Work instructions -> Review the material and extract every line in which the word "yogh" occurs.

Material for this exercise ->
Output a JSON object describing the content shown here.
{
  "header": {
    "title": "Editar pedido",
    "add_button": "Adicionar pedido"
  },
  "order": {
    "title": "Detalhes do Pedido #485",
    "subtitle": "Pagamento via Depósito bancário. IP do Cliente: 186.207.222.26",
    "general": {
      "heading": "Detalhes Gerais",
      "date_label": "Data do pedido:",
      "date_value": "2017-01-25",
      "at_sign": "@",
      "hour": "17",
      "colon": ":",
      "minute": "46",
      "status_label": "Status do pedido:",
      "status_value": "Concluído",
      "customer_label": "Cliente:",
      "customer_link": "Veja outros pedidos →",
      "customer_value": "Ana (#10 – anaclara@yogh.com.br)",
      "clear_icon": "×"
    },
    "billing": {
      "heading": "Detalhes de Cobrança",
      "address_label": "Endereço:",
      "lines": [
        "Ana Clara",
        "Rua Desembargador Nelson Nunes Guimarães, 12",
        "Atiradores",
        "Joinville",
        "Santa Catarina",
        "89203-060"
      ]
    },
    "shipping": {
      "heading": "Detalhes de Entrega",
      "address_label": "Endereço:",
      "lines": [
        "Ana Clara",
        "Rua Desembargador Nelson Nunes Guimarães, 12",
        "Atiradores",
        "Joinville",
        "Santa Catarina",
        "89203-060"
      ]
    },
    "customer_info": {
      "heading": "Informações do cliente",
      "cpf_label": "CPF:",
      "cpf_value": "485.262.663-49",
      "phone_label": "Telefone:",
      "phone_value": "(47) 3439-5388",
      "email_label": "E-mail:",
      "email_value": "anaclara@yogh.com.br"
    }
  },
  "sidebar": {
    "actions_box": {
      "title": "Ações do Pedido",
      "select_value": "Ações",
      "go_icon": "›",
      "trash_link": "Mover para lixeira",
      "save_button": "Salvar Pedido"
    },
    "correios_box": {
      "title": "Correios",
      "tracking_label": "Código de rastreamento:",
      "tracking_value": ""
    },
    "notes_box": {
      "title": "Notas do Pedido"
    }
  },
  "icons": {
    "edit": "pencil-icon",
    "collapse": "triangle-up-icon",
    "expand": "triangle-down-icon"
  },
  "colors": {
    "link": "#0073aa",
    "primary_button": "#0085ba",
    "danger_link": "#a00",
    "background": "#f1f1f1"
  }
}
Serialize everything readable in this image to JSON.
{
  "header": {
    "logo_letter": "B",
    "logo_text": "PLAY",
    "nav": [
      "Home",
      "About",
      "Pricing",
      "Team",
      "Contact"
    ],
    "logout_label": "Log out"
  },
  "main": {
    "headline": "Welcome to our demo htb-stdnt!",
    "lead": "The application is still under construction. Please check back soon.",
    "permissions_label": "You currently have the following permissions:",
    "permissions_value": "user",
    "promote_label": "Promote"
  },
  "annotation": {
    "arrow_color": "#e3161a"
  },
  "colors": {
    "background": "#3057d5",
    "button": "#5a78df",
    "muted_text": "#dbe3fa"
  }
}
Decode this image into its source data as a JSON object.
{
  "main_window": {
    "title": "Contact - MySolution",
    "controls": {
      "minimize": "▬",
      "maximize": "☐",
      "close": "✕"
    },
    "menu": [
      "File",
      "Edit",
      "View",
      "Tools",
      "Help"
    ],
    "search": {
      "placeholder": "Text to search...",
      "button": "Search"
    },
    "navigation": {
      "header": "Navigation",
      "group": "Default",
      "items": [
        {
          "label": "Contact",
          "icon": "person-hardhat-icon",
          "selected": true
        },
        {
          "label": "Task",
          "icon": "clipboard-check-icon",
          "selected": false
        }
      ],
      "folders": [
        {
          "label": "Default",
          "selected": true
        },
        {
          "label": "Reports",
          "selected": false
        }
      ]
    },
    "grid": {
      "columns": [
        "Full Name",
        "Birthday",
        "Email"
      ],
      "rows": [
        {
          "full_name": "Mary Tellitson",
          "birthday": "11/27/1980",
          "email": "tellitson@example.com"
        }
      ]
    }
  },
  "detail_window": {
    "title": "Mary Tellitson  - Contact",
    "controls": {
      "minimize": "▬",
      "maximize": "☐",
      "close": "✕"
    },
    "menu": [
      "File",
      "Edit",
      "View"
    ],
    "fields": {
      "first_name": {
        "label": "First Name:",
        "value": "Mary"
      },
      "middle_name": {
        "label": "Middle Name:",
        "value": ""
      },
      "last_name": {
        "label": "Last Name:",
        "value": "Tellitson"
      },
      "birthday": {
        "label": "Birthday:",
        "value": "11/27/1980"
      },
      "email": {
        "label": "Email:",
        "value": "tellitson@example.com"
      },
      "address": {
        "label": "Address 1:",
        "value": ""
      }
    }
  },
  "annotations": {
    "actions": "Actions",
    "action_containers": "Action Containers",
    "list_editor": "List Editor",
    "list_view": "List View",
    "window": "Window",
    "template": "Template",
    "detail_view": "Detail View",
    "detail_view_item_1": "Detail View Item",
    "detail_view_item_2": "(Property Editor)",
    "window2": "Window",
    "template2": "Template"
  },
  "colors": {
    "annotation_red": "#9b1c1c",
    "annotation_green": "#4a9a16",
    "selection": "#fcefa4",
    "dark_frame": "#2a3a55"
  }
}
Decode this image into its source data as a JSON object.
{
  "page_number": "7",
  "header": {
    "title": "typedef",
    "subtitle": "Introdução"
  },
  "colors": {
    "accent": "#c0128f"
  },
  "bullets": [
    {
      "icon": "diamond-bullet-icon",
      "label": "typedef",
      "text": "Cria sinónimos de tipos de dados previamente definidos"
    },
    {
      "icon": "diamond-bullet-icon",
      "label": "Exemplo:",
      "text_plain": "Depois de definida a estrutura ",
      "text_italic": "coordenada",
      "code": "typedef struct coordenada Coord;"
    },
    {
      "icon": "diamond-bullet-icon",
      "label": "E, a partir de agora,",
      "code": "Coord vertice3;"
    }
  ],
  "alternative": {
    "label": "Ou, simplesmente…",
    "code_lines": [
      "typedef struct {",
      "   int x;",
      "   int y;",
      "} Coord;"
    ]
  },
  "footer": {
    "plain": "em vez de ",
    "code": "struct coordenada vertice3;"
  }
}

Answer to the problem ->
      "customer_value": "Ana (#10 – anaclara@yogh.com.br)",
      "email_value": "anaclara@yogh.com.br"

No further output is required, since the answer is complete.